All the usual things I expect to hear when comparing a superior component to a lesser one were clearly evident: more clearly defined soundstage, better focus of voices and instruments, more neutral tonal balance with no added warmth, analytical coolness or other gross departures from neutrality. High frequencies such as string tone were slightly extended but sweet, bass and midrange were similarly honest in character. Transient fidelity and dynamic shifts also took steps closer to reality. The Reserva loom offered even more of the Panatela’s beguiling lightness of touch - filigree and shadow as I called it in my earlier review but with greater bandwidth energy, excitement and scale. The Reserva interconnects and speaker cables were easy cables to love and clearly superior to the previous generation. Swapping in the far more expensive MIT Magnum M1.3 loom was fascinating. No cabling I tried offers the scale, in-room presence and texture (or layers of sound if you prefer) as the Magnums. It’s what they excel at. As good as they were, the Panatela Reserva cables couldn’t quite compete in this regard but weren’t what I’d call deficient either. On the other hand, the Reserva cables were a tad more open with a lovely silky, smooth relaxed ease about them that was intoxicating. Music ebbed and flowed a little easier with the slim Brits. Considering the price differential, the Panatela Reserva more than held their own.
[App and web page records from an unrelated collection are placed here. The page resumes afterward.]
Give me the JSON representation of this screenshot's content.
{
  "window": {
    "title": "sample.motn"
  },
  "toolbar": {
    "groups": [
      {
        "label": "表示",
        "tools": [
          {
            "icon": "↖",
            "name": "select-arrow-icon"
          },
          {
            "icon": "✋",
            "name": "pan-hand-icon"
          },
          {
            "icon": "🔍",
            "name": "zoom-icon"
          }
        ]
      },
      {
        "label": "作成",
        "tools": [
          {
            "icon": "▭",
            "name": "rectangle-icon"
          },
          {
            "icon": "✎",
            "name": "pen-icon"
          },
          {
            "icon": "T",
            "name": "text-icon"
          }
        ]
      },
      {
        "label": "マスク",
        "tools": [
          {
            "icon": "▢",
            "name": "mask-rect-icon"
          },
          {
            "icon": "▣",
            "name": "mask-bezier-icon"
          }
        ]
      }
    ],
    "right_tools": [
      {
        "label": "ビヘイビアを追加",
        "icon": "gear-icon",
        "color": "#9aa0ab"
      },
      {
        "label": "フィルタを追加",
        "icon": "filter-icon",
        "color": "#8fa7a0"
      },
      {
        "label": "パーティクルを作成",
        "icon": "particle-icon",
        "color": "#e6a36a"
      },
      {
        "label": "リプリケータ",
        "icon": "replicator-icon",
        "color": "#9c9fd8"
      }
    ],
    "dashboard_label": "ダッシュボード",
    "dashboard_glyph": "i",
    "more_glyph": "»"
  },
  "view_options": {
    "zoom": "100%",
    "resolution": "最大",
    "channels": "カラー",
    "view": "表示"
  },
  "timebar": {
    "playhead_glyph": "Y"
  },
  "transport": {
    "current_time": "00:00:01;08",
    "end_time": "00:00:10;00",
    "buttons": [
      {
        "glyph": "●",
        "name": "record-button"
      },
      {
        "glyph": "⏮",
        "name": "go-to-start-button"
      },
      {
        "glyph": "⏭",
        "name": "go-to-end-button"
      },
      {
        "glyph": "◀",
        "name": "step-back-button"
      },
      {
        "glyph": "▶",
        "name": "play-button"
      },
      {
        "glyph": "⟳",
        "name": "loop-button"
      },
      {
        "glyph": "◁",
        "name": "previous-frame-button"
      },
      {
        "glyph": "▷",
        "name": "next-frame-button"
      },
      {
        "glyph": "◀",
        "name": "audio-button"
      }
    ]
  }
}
After a spell I replaced the Corona Reserva power cable with another Gran Corona. Wow. I never thought a day would come where I’d say that the Corona sounded small or hazy compared to another power cable yet that's pretty much what I experienced. Music seemed to shrink a tad, clarity took a step back even while there were gains in weightiness and tonal richness. The Reserva was far more open, clean and dynamic. Leading edges and note decays were far more realized with this bronze-sheathed beauty. The Gran Corona and Corona Reserva were so different, I had difficulty believing both came from the same man.

That mid-bottom fullness which didn’t seem to stand out to the same degree previously could still be a boon in many systems but perhaps a tad too much in others. And rather than displaying a set of individual sonic traits, the Reserva Corona power cord was more about overall natural coherence and believability - the big picture if you will. Yes, other power cables might offer up a bit more detail (or at least the illusion thereof), deeper bass or better sense of texture and scale but very few will match the top to bottom unifying nature of the Corona Reserva. Another plus was that the Sablon was gorgeously appointed (as are the speaker cables and interconnects) and had realized real gains in flexibility and lightness.

I still hold the Gran Corona in high regard and quite enjoy it connected to my DAC while the Reserva facilitates electron flow to and from my amp. The best of both worlds I suppose but the Reserva Corona strikes me as the superior, more universal cable. I think the Reserva cables are excellent and worthy successors to the previous Panatela/Corona line which impressed enough to win an award. Without issuing a new one, I see no reason not to extend the original award to these improved replacements. These preserve all of the even balance and musicality of the previous lot but go several steps further into transparency, excitement and resolution without crossing that very fine line into the clinical and analytical. And unlike their namesake, they won’t cause lung cancer or annoy the non-smokers in your home. Warmly recommended.
Quality of packing: No issues
Reusability of packing: Seems reusable several times.
Condition of component received: Perfect.
Human interactions: Professional and friendly.
Pricing: Good value.
Final comments & suggestions: Money back (less 10%) 30-day in home trial period.

Sablon Audio website